Are our meetings confidential?

Confidentiality for counseling with any staff member at Cross Church is defined by pastor-parishioner privilege because we are a local church, and therefore, our staff members operate as agents of the church (pastors/ministers), not agents of the state (licensed counselors.) Confidentiality is an important aspect of our counseling process. We will carefully guard the information entrusted to us.

In formal counseling, Julie provides each counselee with a very thorough explanation of confidentiality as it pertains to his/her personal information. This is laid out in the Informed Consent to Counseling, and gone over in session before counseling ever begins. You may ask questions about this at any time during the counseling process.

In professional counseling, Living Well counselors adhere to the AACC code of ethics. They also provide each counselee with a thorough explanation of confidentiality, explained in the Informed Consent. They are required to follow HIPAA law, which protects sensitive client health information from being disclosed without the client’s consent or knowledge.

(Note for those involved with couple counseling: Because your counselor will be entrusted with information from both partners of a relationship, there is a policy of “No Secrets”, which means that your counselor cannot promise to protect secrets of one partner from the other, especially if the secret is harmful or destructive to the process of the counseling itself or undermines the agreed-upon intention of the counseling.)


  1. Pastoral interactions are not exclusively problem-focused because you will talk to your pastor about more than just your struggles, and live in community together. Formal & Professional counseling provide an intentional relationship predicated upon overcoming a challenge or navigating a life transition.
  2. Pastors offer ongoing relationships that grow and change throughout time. Formal & Professional counseling offer a more structured, short-term relationship. When your counseling goals are met, your relationship with your counselor ceases, but your relationship with your pastors continue.
  3. Pastoral relationships are mutually beneficial. A relationship with a counselor is singularly beneficial – the relationship exists to benefit the counselee.
  4. Pastors speak out of personal experience and biblical principles; counselors speak out of biblical principles and advanced training.
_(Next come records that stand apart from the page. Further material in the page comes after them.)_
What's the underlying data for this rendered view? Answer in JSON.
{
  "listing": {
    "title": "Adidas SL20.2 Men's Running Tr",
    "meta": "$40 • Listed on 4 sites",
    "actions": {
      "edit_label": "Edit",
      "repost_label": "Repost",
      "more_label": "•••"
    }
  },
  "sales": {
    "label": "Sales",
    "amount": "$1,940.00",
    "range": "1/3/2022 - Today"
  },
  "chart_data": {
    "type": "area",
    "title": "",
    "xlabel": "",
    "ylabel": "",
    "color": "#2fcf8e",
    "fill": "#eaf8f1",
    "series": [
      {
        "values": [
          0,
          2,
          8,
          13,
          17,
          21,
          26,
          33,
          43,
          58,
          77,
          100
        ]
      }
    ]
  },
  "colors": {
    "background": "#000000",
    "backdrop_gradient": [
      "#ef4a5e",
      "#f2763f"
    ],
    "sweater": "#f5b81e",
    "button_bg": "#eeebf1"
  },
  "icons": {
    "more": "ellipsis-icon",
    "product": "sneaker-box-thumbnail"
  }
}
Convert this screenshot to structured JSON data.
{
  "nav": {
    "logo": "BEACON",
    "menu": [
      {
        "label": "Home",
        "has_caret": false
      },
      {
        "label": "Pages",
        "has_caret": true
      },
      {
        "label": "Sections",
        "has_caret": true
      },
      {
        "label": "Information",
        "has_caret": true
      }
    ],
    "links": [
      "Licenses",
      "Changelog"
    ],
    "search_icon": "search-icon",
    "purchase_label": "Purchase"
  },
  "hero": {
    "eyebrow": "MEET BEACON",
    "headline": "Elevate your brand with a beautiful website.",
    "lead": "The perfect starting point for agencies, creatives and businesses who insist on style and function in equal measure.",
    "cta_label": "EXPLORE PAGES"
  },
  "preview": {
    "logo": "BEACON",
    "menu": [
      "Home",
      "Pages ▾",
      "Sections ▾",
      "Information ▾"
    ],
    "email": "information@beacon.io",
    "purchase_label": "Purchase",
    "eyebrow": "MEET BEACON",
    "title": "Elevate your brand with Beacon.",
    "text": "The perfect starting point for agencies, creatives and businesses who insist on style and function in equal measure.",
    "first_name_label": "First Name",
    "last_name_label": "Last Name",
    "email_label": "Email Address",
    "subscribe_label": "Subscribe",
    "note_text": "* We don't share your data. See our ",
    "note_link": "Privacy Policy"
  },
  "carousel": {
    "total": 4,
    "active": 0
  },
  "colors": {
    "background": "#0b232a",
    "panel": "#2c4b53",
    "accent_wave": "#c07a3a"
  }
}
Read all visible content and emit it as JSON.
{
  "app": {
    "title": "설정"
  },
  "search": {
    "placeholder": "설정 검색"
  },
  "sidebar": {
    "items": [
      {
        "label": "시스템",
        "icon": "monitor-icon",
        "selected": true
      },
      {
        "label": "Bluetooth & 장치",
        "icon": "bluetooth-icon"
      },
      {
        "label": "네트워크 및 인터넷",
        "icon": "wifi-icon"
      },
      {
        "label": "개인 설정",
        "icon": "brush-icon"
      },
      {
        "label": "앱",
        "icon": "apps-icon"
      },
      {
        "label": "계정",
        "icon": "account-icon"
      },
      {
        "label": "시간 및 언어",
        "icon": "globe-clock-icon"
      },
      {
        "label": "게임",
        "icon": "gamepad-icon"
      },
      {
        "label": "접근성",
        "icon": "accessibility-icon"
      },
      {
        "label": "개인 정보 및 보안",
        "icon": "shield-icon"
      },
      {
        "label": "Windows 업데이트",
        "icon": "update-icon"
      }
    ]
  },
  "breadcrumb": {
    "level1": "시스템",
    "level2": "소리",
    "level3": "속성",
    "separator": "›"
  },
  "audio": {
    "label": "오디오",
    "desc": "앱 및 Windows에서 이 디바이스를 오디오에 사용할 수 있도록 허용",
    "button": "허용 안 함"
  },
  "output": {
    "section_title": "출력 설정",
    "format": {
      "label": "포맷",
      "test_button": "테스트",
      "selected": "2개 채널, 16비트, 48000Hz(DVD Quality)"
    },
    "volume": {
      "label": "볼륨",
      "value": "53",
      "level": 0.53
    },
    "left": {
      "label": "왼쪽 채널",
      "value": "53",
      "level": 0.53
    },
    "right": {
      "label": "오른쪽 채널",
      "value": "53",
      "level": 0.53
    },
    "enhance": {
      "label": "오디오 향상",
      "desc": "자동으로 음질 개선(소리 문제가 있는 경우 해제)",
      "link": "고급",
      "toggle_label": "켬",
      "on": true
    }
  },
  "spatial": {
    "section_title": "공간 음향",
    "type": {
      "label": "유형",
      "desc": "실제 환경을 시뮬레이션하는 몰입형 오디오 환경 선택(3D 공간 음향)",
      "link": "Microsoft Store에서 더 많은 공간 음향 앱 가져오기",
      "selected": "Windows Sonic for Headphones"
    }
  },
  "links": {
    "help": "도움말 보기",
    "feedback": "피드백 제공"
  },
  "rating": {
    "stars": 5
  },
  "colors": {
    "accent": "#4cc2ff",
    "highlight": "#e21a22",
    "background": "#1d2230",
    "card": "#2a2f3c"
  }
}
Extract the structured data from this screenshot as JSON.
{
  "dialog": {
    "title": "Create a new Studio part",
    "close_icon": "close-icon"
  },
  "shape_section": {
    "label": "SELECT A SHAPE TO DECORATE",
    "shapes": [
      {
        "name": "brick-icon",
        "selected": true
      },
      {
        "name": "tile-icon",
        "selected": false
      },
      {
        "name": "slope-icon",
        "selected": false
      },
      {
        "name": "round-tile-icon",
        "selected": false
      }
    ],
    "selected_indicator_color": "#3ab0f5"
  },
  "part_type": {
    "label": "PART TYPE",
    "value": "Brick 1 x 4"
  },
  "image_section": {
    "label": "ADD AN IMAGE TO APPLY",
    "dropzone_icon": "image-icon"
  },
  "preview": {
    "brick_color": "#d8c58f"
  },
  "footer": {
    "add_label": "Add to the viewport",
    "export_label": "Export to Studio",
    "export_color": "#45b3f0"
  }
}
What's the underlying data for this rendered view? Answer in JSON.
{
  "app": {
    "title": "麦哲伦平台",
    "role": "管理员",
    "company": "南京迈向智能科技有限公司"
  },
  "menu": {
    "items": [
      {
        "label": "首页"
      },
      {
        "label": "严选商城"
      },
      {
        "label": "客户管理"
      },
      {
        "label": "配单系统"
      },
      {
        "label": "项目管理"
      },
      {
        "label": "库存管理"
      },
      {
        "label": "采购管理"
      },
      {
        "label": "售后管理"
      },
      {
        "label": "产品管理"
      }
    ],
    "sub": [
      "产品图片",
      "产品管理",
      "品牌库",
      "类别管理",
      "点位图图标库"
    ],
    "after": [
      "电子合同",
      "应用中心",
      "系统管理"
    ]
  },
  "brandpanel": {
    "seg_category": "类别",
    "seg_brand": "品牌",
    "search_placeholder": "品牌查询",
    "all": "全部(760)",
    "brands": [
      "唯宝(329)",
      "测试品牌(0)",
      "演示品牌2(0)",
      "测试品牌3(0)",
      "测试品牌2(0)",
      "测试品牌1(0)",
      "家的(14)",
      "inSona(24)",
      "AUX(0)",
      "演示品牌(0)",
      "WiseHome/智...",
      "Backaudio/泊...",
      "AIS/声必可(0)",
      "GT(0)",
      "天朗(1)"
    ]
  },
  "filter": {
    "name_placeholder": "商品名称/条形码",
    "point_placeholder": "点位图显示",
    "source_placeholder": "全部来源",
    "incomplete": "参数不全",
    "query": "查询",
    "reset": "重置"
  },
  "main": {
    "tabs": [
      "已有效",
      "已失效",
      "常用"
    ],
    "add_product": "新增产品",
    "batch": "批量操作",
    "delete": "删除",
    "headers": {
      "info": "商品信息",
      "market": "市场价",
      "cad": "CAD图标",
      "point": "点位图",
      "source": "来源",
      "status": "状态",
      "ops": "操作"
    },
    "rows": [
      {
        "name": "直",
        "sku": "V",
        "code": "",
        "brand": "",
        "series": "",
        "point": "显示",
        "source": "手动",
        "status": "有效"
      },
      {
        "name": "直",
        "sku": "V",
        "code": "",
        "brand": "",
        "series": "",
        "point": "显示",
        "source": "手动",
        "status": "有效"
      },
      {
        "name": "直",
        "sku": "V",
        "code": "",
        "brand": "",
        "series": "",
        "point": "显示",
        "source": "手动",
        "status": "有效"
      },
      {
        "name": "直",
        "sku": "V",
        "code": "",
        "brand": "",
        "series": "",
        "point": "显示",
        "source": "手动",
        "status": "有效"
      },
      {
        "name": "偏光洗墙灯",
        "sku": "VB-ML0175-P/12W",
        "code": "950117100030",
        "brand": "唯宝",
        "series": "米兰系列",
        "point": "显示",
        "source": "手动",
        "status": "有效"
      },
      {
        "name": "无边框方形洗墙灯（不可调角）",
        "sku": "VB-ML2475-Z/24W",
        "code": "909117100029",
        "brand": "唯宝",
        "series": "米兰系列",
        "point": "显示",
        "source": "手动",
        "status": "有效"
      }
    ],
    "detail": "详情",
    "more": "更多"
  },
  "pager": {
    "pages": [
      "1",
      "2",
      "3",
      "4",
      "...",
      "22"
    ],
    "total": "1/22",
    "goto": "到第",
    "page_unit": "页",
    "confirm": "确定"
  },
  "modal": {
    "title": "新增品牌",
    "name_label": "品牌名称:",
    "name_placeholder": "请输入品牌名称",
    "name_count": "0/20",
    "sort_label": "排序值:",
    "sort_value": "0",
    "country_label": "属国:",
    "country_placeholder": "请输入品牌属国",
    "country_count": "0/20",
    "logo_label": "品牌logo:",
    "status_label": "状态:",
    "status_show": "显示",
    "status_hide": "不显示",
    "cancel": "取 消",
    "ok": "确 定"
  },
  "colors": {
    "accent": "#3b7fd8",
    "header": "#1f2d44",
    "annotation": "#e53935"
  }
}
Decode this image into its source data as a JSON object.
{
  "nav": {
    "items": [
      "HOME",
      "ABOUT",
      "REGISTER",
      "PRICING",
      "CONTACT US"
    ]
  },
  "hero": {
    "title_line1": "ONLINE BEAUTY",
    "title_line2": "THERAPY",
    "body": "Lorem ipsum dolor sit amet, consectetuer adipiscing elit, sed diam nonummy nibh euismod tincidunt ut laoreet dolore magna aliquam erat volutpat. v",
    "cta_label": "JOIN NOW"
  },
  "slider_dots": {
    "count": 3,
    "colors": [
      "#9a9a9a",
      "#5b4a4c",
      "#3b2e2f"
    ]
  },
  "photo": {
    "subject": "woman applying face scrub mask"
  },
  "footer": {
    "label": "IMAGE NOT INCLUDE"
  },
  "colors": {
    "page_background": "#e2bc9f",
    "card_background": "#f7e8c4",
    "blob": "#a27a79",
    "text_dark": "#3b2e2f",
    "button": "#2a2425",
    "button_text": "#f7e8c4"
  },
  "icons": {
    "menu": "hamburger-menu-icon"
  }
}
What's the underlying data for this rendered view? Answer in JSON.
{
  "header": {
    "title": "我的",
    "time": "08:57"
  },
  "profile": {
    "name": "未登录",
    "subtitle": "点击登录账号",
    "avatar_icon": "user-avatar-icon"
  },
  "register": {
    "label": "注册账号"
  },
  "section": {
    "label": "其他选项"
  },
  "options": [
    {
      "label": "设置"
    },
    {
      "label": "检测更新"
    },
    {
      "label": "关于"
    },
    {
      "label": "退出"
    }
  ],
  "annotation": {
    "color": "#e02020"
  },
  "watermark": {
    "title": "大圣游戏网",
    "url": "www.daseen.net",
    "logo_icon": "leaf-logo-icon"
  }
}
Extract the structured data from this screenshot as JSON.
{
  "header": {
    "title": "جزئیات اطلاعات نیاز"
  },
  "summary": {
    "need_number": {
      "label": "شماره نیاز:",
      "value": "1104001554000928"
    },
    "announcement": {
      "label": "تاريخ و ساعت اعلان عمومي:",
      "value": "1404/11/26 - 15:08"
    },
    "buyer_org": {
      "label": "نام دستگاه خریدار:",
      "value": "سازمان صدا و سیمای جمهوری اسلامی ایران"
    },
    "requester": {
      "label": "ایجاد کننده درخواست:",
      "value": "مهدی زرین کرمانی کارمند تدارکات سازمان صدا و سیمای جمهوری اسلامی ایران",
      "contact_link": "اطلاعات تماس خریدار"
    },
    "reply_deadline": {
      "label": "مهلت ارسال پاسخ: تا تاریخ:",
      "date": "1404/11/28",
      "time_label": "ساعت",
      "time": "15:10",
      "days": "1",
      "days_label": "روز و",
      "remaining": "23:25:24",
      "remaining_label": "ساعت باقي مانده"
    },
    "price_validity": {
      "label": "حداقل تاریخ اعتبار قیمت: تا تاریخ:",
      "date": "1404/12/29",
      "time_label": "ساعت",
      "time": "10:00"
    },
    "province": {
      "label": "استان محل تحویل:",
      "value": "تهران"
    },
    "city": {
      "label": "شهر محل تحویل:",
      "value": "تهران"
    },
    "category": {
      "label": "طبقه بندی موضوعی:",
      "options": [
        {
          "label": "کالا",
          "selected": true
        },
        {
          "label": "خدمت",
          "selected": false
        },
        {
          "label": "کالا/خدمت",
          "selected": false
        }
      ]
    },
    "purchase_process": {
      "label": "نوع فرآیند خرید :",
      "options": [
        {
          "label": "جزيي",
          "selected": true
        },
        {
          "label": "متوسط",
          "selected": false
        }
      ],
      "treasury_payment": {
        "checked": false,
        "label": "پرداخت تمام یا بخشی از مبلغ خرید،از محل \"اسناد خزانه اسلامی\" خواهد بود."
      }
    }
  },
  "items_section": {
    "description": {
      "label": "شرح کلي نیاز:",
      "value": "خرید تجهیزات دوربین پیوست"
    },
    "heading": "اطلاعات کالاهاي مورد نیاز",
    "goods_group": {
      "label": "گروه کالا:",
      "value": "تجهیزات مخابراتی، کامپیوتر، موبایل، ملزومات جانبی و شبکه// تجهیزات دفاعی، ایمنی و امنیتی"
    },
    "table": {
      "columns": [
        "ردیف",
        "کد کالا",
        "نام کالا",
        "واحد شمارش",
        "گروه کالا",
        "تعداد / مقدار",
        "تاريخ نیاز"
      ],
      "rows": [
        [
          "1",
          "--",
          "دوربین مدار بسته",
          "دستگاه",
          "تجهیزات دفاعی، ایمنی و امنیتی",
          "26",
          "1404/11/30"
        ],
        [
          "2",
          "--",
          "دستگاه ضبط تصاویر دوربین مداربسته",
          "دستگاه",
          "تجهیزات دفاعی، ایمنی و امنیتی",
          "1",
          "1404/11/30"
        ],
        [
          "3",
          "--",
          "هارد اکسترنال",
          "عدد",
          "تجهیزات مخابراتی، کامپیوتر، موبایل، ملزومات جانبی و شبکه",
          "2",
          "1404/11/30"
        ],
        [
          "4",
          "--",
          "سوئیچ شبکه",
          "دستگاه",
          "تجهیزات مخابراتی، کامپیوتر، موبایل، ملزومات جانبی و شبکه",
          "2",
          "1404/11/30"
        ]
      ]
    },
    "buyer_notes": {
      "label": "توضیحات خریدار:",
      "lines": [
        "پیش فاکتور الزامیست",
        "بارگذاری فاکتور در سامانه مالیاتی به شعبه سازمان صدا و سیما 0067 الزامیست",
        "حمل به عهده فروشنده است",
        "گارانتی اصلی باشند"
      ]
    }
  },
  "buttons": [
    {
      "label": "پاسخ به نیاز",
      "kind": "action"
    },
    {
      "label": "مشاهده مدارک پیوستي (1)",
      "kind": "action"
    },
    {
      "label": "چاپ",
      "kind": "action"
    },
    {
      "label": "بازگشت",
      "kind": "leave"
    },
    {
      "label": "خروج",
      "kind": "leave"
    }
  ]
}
Pastors are not expected to know “best practices” for various life struggles. Their criteria for ministry qualification is based upon character and doctrine more than counseling competence. Counselors have been formally trained and hold advanced degrees. Many of the pastors are seminary-trained and hold master’s degrees in various theological fields.
  5. Pastors adhere to informal relational protocols. Counselors adhere to formal relational protocols. Conversations with pastors occur in church hallways, on the phone, or in a small group settings, among other places. Conversations with counselors are by appointment only, held in an office, and adhere to special confidentiality principles. In addition, the process with counselors includes an Informed Consent, intake forms, and fee for service. There is no charge for informal pastoral guidance, no paperwork involved, time and place are flexible, and there is not necessarily a structure to the process.
  6. The content (biblical substance) of the interaction with a member of our ministry team and counselors should be very similar. Both forms of care are “ministry”; they are Bible-based forms of care intended to navigate the challenges of life with the hope of the Gospel in order to experience the full life God intends. However, the nature of the relationship is different between our pastoral team and counselors. Pastoral counsel is informal, based on life experience, and open-ended. Counselors provide guidance based on particular training and is a short-term, goal-focused relationship.

Sundays 9:30 AM